S-121 Normal—This is a cardioid model of the classic ribbon mic, and like the real thing, it has fat lows and slightly dark highs, making it perfect on horns strings, room mics, guitar cabs, and overheads.
S-121 Dynamic—This emulation is the same source microphone as the S-121 Normal, only it has been optimized for use with the ML-2 when it’s in Dynamic mode. Use this model and ML-2’s Dynamic mode when miking very loud sources.
S-67—This is actually a model of a large diaphragm tube mic! It has smooth and slightly dark highs, thick mids, and big lows. Great on room mics, overheads, toms, snares, guitars, basses, and everything else!
S-47F—This famous German FET microphone model is known for round highs, fat mids, and huge low end. It’s a standard on kick drum and bass cab, but also sounds great on toms.
S-414 Normal—This is a model of one of the most famous FET large diaphragm mics. It has clear punchy mids, slightly extended highs, and a very fat low end. It’s perfect on overheads, guitar cabs, bass cabs, toms, and horns.
S-414 Dynamic—This emulation is the same as the S-414 Normal, only it has been optimized for use with the ML-2 when it’s Dynamic mode. Use this model and the ML-2’s Dynamic mode when miking very loud sources.
S-Custom Kick—This is a modified version of the S-12 that adds more attack and punch, with less low mids and more defined lows.
S-Custom Snare—This is a modified version of the S-57, with added curves from famous EQ’s to enhance the sound producing the ultimate polished snare sound.
S-Custom Tom—This is a modified version of the S-421 that adds more highs and lows, and has less low mid, creating the ultimate tom sound for both rack and floor.
*All models mentioned are registered trademarks of their manufacturers
Slate Digital VMS ML-2 includes:
- 1 mic +Single license for VMC Classic Instruments (First time registration only)
Slate Digital VMS ML-2 has opened doors that otherwise would have remained forever closed to all but a lucky few. Order yours today. For more information, call or chat online with your PAD Studio Specialist today.
Minimum system requirements:
- Quad Core i5 processor
- 4GB of RAM
- Mac OS X 10.7 or later
- Windows 7 and above
- iLok 2 or 3 required

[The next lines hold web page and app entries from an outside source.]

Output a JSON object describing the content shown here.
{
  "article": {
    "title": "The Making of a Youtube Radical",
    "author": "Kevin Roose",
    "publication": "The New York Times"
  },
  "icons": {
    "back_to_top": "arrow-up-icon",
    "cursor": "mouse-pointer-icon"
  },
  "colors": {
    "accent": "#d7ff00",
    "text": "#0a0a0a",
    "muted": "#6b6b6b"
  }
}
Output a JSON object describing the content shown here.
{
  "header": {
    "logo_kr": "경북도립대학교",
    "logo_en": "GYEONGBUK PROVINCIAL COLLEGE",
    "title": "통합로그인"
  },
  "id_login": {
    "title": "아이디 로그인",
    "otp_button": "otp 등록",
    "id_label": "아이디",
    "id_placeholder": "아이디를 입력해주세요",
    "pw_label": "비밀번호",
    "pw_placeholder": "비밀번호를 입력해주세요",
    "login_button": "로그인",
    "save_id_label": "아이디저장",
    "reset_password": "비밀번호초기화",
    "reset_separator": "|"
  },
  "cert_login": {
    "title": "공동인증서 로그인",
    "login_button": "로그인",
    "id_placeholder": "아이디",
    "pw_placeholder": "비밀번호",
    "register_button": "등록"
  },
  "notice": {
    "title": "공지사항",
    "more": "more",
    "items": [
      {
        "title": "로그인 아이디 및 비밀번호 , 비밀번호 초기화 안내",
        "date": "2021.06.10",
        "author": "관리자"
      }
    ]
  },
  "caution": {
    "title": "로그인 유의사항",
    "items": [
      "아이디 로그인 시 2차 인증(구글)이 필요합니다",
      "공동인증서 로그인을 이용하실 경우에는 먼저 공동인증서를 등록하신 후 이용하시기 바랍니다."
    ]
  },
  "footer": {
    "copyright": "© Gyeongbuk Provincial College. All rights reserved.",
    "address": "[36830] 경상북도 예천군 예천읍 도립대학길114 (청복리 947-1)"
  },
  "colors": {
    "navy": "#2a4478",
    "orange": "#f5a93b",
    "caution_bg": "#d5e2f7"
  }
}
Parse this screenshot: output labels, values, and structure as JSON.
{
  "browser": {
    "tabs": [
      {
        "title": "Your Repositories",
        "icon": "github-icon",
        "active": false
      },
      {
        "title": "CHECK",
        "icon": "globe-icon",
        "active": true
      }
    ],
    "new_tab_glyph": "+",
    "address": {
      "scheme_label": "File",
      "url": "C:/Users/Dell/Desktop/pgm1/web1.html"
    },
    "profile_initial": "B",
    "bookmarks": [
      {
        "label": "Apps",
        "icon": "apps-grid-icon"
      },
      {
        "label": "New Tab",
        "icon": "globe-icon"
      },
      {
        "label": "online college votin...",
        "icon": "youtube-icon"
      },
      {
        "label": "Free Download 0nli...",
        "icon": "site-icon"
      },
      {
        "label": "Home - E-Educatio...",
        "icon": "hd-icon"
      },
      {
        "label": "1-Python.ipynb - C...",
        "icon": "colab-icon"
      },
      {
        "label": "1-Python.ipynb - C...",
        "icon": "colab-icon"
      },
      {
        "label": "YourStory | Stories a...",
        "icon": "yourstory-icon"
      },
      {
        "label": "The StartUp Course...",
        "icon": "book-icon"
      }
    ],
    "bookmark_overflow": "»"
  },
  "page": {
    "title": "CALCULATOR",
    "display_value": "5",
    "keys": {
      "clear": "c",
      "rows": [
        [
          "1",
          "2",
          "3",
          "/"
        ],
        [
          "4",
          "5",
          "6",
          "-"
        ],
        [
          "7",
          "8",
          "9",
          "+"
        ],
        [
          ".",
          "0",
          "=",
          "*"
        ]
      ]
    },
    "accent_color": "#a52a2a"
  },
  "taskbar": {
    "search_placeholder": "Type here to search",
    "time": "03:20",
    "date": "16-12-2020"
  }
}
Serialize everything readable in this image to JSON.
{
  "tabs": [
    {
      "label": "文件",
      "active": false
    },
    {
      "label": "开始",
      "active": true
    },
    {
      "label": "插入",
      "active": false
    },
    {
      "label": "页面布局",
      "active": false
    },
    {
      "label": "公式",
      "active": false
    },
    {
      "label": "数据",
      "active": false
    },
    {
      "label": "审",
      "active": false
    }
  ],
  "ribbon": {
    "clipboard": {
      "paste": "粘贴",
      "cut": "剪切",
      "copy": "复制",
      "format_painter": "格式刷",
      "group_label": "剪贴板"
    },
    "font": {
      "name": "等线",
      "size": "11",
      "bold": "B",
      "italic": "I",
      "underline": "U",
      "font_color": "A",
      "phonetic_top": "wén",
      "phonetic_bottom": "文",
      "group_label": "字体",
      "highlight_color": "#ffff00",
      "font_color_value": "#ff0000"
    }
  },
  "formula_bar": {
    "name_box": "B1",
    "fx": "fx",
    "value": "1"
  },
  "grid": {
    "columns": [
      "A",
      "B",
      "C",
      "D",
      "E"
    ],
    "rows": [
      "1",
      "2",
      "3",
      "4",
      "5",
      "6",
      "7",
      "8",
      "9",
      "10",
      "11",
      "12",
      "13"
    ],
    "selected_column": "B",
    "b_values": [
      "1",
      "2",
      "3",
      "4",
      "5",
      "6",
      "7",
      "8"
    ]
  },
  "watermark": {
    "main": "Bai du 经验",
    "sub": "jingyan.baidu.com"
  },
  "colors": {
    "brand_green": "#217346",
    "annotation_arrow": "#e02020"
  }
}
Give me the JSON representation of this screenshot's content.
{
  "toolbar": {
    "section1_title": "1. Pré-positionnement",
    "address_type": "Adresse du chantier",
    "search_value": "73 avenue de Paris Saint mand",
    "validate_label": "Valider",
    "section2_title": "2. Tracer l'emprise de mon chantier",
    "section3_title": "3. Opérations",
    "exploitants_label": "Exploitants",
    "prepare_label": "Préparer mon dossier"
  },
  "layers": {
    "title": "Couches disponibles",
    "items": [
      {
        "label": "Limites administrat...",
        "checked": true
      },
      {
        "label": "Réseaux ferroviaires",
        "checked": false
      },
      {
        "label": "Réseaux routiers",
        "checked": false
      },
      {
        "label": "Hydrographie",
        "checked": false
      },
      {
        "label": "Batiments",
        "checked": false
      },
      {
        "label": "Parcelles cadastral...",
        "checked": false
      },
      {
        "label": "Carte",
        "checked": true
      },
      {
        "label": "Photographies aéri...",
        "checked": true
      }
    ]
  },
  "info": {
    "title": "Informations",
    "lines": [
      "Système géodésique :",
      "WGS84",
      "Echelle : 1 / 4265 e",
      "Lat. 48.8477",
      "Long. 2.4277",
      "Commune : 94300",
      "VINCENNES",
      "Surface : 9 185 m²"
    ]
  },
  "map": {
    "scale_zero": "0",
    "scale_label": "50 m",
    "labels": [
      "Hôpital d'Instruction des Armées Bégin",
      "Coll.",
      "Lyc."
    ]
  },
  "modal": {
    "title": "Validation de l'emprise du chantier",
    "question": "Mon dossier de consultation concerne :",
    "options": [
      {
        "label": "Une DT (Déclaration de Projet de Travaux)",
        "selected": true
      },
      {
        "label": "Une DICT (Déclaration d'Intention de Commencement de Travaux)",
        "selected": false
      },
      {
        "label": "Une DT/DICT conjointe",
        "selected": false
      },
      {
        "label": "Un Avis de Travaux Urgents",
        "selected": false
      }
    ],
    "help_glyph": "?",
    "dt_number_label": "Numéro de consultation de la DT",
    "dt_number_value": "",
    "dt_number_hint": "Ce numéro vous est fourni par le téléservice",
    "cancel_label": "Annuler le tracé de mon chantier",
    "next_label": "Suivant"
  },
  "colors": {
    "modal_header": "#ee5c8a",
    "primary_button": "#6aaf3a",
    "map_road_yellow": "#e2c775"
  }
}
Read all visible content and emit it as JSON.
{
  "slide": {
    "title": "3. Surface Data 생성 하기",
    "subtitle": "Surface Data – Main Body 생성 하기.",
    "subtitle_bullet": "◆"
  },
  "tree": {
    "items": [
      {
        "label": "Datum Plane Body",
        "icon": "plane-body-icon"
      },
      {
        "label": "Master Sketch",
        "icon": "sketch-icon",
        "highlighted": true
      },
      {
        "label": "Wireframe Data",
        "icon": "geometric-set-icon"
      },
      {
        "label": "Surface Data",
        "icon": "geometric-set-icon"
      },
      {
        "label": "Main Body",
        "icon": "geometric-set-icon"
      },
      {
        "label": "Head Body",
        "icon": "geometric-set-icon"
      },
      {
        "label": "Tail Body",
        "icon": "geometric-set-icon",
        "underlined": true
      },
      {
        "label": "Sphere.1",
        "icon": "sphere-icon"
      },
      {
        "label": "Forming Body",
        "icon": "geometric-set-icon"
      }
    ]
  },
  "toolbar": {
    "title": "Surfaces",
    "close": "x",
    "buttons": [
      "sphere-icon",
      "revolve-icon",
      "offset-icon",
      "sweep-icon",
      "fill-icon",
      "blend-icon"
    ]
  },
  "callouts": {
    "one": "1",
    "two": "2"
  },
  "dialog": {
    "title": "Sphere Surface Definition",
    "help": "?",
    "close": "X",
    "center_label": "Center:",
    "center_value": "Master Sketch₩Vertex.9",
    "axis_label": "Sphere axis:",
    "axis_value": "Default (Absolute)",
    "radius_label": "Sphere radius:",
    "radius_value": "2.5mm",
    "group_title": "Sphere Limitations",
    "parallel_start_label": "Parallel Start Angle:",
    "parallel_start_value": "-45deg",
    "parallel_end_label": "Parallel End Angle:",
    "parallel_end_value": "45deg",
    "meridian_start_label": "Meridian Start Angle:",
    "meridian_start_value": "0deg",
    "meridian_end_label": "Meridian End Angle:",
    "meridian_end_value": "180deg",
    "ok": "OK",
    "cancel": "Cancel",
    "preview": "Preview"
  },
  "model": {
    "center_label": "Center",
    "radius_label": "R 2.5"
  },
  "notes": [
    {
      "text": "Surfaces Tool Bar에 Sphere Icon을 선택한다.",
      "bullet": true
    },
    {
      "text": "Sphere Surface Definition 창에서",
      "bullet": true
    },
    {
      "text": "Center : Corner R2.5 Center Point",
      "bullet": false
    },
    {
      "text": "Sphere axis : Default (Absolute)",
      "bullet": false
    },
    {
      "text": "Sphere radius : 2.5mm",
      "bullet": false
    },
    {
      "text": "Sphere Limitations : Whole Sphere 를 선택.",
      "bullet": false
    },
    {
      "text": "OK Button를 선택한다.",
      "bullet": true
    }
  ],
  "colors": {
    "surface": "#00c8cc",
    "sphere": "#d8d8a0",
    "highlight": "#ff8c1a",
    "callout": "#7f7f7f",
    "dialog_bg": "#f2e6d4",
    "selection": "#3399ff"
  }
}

Recommended system requirements:
- Quad Core i7 processor
- 8GB of RAM
- Mac OS X 10.9 or later
- Windows 7 and above
- iLok 2 or 3 required
Supported plug-in formats:
- Intel Mac 32-bit: VST2, VST3, AU, AAX
- Intel Mac 64-bit: VST2, VST3, AU, AAX
- Windows 32-bit: VST2, VST3, AAX
- Windows 64-bit: VST2, VST3, AAX